When I left work yesterday, there were obvious storm clouds to the west and south. This isn't too unusual for 6:00 in the summertime. But I had no sides or top on the Jeep, other than a small rectangle over the driver and passenger seats to keep the sun off me during the day, so I knew I had to hurry home.

It's only a five mile drive home, but at mile one, it was dark enough to turn on headlights. At mile two, it started to rain. Thirty seconds later, I was in a downpour.


Unless you're reading this from Louisiana, Florida, or the Amazon rain forest, my definition is probably different than your definition of "downpour." In the Louisiana summertime, this means that the water is coming down faster than the street drains can suck it away. It means that you can stand on one side of a football field and not be able to see the other. It means that you can get drenched faster than any method that doesn't involve diving.

We don't really talk about our downpours too much locally, because they happen just about every day in the summertime. But they are very isolated. One spot might get drenched while a lot one mile away stays bone dry.

So the water started blowing in. First, it was a small cold stream on my thigh, but in short order, I was damp from head to foot.

And then something odd happened: I started to laugh.

Instead of being annoying, it was unbelievably fun. The rain felt cold and fresh and clean. I turned up the radio, and pushed the gas harder. I sprayed water from my tires up into the air, adding to the monsoon. By this time, I was laughing like a stoner in front of an Animal House rerun.
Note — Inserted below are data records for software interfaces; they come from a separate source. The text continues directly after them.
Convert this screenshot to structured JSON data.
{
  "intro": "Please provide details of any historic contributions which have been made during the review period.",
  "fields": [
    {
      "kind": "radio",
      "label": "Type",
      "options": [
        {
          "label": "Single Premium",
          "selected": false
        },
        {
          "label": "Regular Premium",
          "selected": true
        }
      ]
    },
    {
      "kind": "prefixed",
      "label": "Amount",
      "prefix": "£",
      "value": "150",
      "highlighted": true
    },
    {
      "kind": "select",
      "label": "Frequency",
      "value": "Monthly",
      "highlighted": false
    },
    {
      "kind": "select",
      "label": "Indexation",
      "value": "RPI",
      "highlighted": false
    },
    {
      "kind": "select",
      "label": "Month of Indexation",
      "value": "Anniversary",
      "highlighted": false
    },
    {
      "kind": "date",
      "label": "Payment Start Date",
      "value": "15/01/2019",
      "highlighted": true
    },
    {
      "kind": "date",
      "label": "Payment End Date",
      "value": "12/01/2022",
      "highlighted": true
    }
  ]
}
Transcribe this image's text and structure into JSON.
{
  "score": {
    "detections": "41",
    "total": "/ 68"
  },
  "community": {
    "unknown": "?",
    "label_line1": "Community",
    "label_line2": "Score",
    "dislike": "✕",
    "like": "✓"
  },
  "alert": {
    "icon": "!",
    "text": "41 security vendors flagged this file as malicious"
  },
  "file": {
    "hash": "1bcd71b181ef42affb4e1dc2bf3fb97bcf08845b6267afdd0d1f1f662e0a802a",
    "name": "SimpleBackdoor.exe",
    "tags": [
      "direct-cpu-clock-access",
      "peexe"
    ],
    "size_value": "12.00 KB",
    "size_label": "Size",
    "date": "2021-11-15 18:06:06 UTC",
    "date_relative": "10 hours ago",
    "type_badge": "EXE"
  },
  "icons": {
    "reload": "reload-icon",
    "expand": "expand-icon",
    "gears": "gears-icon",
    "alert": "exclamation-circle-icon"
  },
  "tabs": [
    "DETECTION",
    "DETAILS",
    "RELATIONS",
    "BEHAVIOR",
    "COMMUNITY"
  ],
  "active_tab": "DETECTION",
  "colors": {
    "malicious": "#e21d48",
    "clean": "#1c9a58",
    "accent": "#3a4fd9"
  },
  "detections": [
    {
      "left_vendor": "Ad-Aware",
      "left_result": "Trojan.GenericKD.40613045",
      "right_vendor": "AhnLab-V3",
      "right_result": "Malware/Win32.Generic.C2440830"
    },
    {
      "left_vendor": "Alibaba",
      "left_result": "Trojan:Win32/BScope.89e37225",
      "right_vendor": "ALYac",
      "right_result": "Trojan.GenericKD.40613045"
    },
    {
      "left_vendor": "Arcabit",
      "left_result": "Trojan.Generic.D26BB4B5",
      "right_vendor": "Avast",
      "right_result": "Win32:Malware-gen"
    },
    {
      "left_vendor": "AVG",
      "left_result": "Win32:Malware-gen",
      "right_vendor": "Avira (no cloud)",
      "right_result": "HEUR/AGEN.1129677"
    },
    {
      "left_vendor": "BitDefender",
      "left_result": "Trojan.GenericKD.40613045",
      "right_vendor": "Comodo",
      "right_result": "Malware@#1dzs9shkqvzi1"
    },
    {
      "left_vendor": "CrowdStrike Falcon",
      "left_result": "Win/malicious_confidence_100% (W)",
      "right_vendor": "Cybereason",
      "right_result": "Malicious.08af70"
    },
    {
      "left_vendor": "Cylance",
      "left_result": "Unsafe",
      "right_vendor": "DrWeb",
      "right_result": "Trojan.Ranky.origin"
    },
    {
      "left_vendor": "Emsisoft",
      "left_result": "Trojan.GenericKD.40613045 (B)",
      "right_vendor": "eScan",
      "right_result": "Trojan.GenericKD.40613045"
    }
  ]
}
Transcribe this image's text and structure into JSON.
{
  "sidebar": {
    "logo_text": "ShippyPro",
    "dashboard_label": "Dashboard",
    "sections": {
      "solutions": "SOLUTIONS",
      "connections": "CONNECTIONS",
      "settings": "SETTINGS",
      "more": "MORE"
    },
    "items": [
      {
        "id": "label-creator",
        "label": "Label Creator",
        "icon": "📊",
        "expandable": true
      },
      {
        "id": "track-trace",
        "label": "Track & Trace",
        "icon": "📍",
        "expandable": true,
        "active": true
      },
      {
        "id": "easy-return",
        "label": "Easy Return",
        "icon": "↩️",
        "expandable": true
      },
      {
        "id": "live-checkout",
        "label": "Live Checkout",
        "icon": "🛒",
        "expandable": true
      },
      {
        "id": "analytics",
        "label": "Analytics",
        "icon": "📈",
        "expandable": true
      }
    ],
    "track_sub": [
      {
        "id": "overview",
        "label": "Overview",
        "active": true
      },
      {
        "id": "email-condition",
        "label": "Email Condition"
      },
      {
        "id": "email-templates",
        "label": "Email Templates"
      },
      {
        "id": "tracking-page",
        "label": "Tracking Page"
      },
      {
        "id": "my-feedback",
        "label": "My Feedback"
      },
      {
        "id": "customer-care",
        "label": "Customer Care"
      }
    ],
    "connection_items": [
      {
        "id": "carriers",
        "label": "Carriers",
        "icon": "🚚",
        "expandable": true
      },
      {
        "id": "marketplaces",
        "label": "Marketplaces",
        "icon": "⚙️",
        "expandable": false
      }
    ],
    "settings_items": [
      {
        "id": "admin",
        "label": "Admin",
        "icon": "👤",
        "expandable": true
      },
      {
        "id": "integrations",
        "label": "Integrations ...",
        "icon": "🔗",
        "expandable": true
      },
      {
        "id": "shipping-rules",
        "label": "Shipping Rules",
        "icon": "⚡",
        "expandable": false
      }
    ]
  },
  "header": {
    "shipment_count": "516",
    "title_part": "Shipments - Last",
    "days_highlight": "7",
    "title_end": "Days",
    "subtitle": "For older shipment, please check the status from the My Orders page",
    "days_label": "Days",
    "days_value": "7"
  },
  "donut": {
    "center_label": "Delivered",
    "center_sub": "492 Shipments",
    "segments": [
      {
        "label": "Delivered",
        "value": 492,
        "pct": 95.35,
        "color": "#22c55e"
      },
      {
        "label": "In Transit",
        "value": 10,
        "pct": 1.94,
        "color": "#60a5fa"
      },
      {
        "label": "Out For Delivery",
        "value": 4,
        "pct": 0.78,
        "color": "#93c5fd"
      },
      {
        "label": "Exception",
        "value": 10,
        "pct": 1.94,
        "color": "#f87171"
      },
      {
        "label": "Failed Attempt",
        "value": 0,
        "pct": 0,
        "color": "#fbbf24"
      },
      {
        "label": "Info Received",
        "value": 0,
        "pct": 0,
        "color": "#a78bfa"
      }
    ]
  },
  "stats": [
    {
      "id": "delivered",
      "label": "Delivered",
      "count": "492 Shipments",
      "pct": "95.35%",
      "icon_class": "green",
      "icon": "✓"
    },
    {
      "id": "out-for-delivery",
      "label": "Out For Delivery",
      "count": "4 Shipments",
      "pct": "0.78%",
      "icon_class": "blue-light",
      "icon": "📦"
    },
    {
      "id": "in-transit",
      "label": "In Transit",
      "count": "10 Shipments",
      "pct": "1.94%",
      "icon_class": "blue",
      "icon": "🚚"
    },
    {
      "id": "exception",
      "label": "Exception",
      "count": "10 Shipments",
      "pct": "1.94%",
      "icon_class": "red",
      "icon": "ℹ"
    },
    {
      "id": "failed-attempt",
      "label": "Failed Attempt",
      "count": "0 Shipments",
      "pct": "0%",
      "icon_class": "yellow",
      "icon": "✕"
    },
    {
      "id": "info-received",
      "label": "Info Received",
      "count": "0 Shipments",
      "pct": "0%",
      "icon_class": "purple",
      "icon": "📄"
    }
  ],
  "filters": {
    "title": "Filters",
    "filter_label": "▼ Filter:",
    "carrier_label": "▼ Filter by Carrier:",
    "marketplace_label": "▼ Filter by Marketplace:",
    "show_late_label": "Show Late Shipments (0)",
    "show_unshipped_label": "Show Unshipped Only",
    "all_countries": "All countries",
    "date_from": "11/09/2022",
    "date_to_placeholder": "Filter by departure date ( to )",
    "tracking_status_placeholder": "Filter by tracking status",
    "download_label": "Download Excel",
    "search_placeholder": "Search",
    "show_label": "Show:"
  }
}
At home, I figured that I would put the cover on, to minimize the soaking seats. In the few minutes that I was completely outside, I was drenched. I walked up to the front door, wet pants stuck to my legs. I splashed barefoot through the puddles. The rain was cold in the air, but warm in the puddles over previously sizzling concrete.

The puddle on my Jeep Floor this morning.

As I stripped naked inside the front door, I dripped water all over the floor. This is the sort of thing that make Mrs. theskinnyonbenny inordinately grouchy.

This morning, the seats were damp, and there were puddles on the floor. (Note to Chrysler Corp: The drain plugs in the floor of the Jeep are good, but sort of pointless when the carpet is impermeable to water.)

By lunch time, the carpet was damp and the seats were dry. Everything was back to normal.

Until this afternoon's downpour.